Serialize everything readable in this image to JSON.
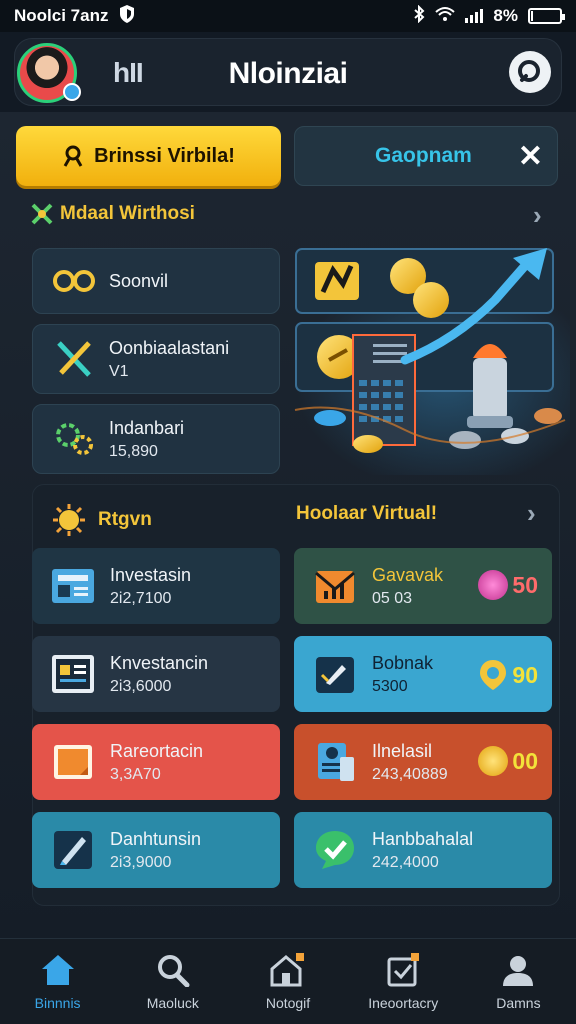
{
  "status_bar": {
    "time": "Noolci 7anz",
    "battery": "8%",
    "battery_level": 0.08
  },
  "header": {
    "logo": "hII",
    "title": "Nloinziai"
  },
  "actions": {
    "primary_label": "Brinssi Virbila!",
    "secondary_label": "Gaopnam"
  },
  "section1": {
    "title": "Mdaal Wirthosi",
    "cards": [
      {
        "label": "Soonvil",
        "sub": ""
      },
      {
        "label": "Oonbiaalastani",
        "sub": "V1"
      },
      {
        "label": "Indanbari",
        "sub": "15,890"
      }
    ]
  },
  "section2": {
    "title_left": "Rtgvn",
    "title_right": "Hoolaar Virtual!",
    "tiles": [
      {
        "label": "Investasin",
        "sub": "2i2,7100"
      },
      {
        "label": "Gavavak",
        "sub": "05 03",
        "value": "50"
      },
      {
        "label": "Knvestancin",
        "sub": "2i3,6000"
      },
      {
        "label": "Bobnak",
        "sub": "5300",
        "value": "90"
      },
      {
        "label": "Rareortacin",
        "sub": "3,3A70"
      },
      {
        "label": "Ilnelasil",
        "sub": "243,40889",
        "value": "00"
      },
      {
        "label": "Danhtunsin",
        "sub": "2i3,9000"
      },
      {
        "label": "Hanbbahalal",
        "sub": "242,4000"
      }
    ]
  },
  "nav": [
    {
      "label": "Binnnis",
      "icon": "home-icon",
      "active": true
    },
    {
      "label": "Maoluck",
      "icon": "search-icon"
    },
    {
      "label": "Notogif",
      "icon": "house-badge-icon"
    },
    {
      "label": "Ineoortacry",
      "icon": "clipboard-icon"
    },
    {
      "label": "Damns",
      "icon": "profile-icon"
    }
  ],
  "colors": {
    "accent_yellow": "#f3c53a",
    "accent_blue": "#3aa6e8",
    "bg": "#121a24"
  }
}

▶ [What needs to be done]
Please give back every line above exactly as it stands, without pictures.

▶ [Task result]
Serialize everything readable in this image to JSON.
{
  "status_bar": {
    "time": "Noolci 7anz",
    "battery": "8%",
    "battery_level": 0.08
  },
  "header": {
    "logo": "hII",
    "title": "Nloinziai"
  },
  "actions": {
    "primary_label": "Brinssi Virbila!",
    "secondary_label": "Gaopnam"
  },
  "section1": {
    "title": "Mdaal Wirthosi",
    "cards": [
      {
        "label": "Soonvil",
        "sub": ""
      },
      {
        "label": "Oonbiaalastani",
        "sub": "V1"
      },
      {
        "label": "Indanbari",
        "sub": "15,890"
      }
    ]
  },
  "section2": {
    "title_left": "Rtgvn",
    "title_right": "Hoolaar Virtual!",
    "tiles": [
      {
        "label": "Investasin",
        "sub": "2i2,7100"
      },
      {
        "label": "Gavavak",
        "sub": "05 03",
        "value": "50"
      },
      {
        "label": "Knvestancin",
        "sub": "2i3,6000"
      },
      {
        "label": "Bobnak",
        "sub": "5300",
        "value": "90"
      },
      {
        "label": "Rareortacin",
        "sub": "3,3A70"
      },
      {
        "label": "Ilnelasil",
        "sub": "243,40889",
        "value": "00"
      },
      {
        "label": "Danhtunsin",
        "sub": "2i3,9000"
      },
      {
        "label": "Hanbbahalal",
        "sub": "242,4000"
      }
    ]
  },
  "nav": [
    {
      "label": "Binnnis",
      "icon": "home-icon",
      "active": true
    },
    {
      "label": "Maoluck",
      "icon": "search-icon"
    },
    {
      "label": "Notogif",
      "icon": "house-badge-icon"
    },
    {
      "label": "Ineoortacry",
      "icon": "clipboard-icon"
    },
    {
      "label": "Damns",
      "icon": "profile-icon"
    }
  ],
  "colors": {
    "accent_yellow": "#f3c53a",
    "accent_blue": "#3aa6e8",
    "bg": "#121a24"
  }
}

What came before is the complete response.